It was, after all, a gorgeous morning, as a brilliant sun beamed from an autumn-blue sky. A thicket of American flags surrounding Veterans Memorial Square danced in a northerly breeze that was just chilly enough to be invigorating without being really cold. A respectful audience heard speakers offer words of praise for America’s veterans, living and dead. Uniformed Cub Scouts from the island’s Pack One stood in youthful tribute. Former Marine Colonel Bruce Livingston recited “In Flanders Fields”, the World War I poem by John Mc- Crae, which begins:
“In Flanders fields the poppies blow
Between the crosses, row on row...”
Later, the colonel concluded the festivities with a heartfelt farewell. “Thank you for coming,” he said. “It’s a beautiful sight.” And so it seemed as the crowd headed off, warmed by patriotic spirit. But as I lingered to look more closely at the square’s monuments, my own view unexpectedly changed.

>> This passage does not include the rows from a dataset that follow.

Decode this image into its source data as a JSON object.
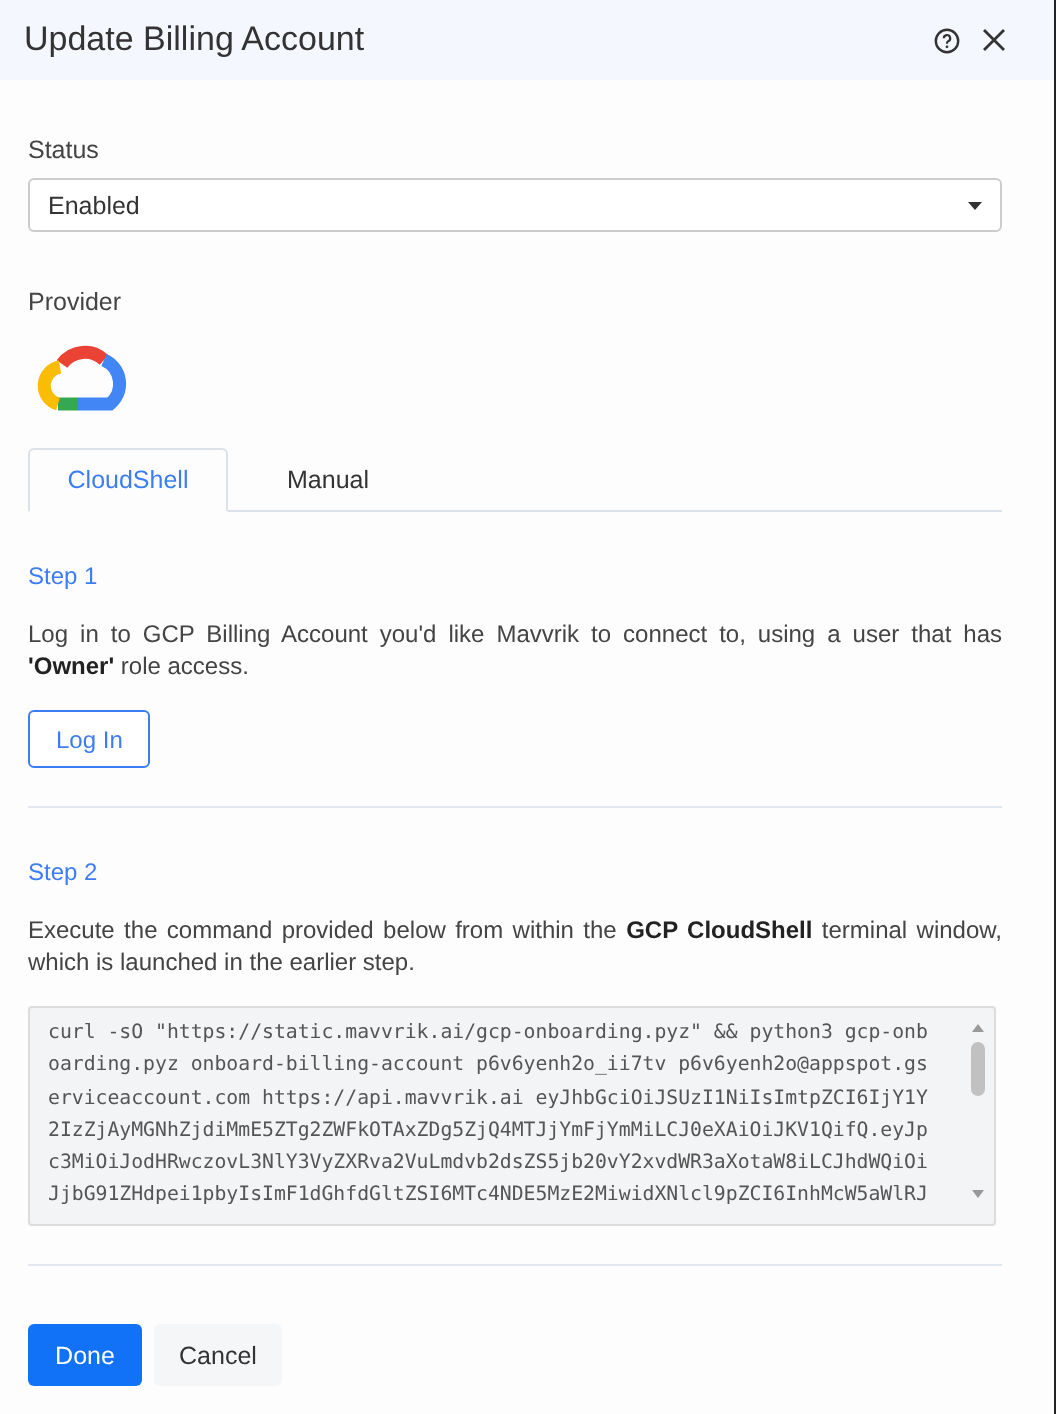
{
  "dialog": {
    "title": "Update Billing Account"
  },
  "status": {
    "label": "Status",
    "value": "Enabled"
  },
  "provider": {
    "label": "Provider"
  },
  "tabs": [
    {
      "label": "CloudShell",
      "selected": true
    },
    {
      "label": "Manual",
      "selected": false
    }
  ],
  "step1": {
    "heading": "Step 1",
    "text": "Log in to GCP Billing Account you'd like Mavvrik to connect to, using a user that has **'Owner'** role access.",
    "button": "Log In"
  },
  "step2": {
    "heading": "Step 2",
    "text": "Execute the command provided below from within the **GCP CloudShell** terminal window, which is launched in the earlier step.",
    "command_lines": [
      "curl -sO \"https://static.mavvrik.ai/gcp-onboarding.pyz\" && python3 gcp-onb",
      "oarding.pyz onboard-billing-account p6v6yenh2o_ii7tv p6v6yenh2o@appspot.gs",
      "erviceaccount.com https://api.mavvrik.ai eyJhbGciOiJSUzI1NiIsImtpZCI6IjY1Y",
      "2IzZjAyMGNhZjdiMmE5ZTg2ZWFkOTAxZDg5ZjQ4MTJjYmFjYmMiLCJ0eXAiOiJKV1QifQ.eyJp",
      "c3MiOiJodHRwczovL3NlY3VyZXRva2VuLmdvb2dsZS5jb20vY2xvdWR3aXotaW8iLCJhdWQiOi",
      "JjbG91ZHdpei1pbyIsImF1dGhfdGltZSI6MTc4NDE5MzE2MiwidXNlcl9pZCI6InhMcW5aWlRJ"
    ]
  },
  "buttons": [
    {
      "label": "Done",
      "kind": "primary"
    },
    {
      "label": "Cancel",
      "kind": "secondary"
    }
  ]
}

It happened as I strolled over the patchwork of bricked rectangles set into the lawn. Amid the bricks, granite plaques bore the names of conflicts in which Jamestown’s veterans fought and sometimes died. Nearly all the names were familiar and unsurprising: “Revolutionary War,” “Spanish-American War,” “World War I,” “World War II,” “Korean War,” and others. But one I didn’t expect brought my leisurely meander to a halt: “Indian Wars.”
Momentarily confounded, I thought, this has to mean something other than the obvious. After all, the square is hardly a relic of an unenlightened time, having been dedicated in May, 1997 – long after historians had recognized the colonial influx and westward push for what they were, ruthless landgrabs waged at the expense of indigenous people. It was also long since the “Indians” mentioned on the plaque had come to be known as Native Americans. And though I recognize there’s no getting around the cold axiom that it’s the victor who gets to write the record, this plaque struck me as a gratuitous bit of rubbing it in.
Even more troubling was that, as the setting evoked the memories of our defenders, it also raised images of our enemies. I wondered, did the people who built the square really mean to lump Native Americans together with, say, German Nazis or North Korean Communists?
I learned that the person who might best answer those questions is gone. Ed Connelly, who died in 2001, was the main proponent of the square and the source of many, if not most, of the ideas included in it. So, I turned to Colonel Livingston, commander of the local VFW Post 9447, which, along with American Legion Post 22, played a major role in raising funds for the square. Livingston told me he thinks the “Indian Wars” plaque belongs in the memorial.
“Everything was not sweetness and cream with the Indians on this island you know,” he said. “We’re on good terms now, but they used to be the enemy.”
I heard similar opinions from other prominent islanders – and more than once I was informed that the fault lay with Native Americans, who agreed to sell the island to the colonists, took payment, and then refused to vacate the premises. When I brought those assertions to Rhode Island State Archaeologist Paul Robinson, he didn’t hesitate.
“Nonsense,” said Robinson. “They absolutely did not sell Jamestown to the colonists.”
Instead, Robinson noted, the Narragansett tribe wanted to share the land with the newcomers in return for the colonists help against the Mohegan leader, Uncas. They also wanted colonial support for tribal ceremonies. Robinson referenced a 1650s letter in which Roger Williams described those terms as having been proposed by the Narragansett leader, Scutop.
“That the island was legitimately bought by the colonists just doesn’t square with the history,” said Robinson. “I’m not trying to be politically correct. It’s just that people should know the facts.”
Doug Harris, the Narragansett Tribe’s Preservationist for Ceremonial Landscapes, is more emphatic. “The Europeans acquired land from indigenous people in two ways, by force or by fraud,” he told me. He said the latter strategy involved legal-sounding deeds “that allegedly have tribal people signing off on their land by making their mark” on pieces of paper they couldn’t read.
Moreover, said Harris, his ancestors “had no concept of selling the land. To them, the Earth was their mother, and they had no concept of anyone being able to own their mother.”
I contacted the Narragansett Tribe’s Historic Preservation Offi- cer, John Brown, who hadn’t seen the “Indian Wars” plaque, but said he was uneasy with the idea of early Narragansetts being mentioned in the same breath as, say, Adolf Hitler. “You’re not talking about enemies here,” he said. “You’re talking about people who were fighting for their homeland.”
As for the plaque itself, Brown isn’t opposed to reminding people of the past. But he objects when it is not properly explained, as he worries might be the case in Jamestown.
“You don’t want to erase history,” he said. “What happened has happened. The problem comes when the mistakes of the past are not corrected in the here and now. It’s a mistake to give people the sense that their former leaders went without a blemish on their record.”
He added, “We’re powerless to change the past, but not what happens now or in the future. You have the opportunity to do the right thing. The question is are you going to do it.”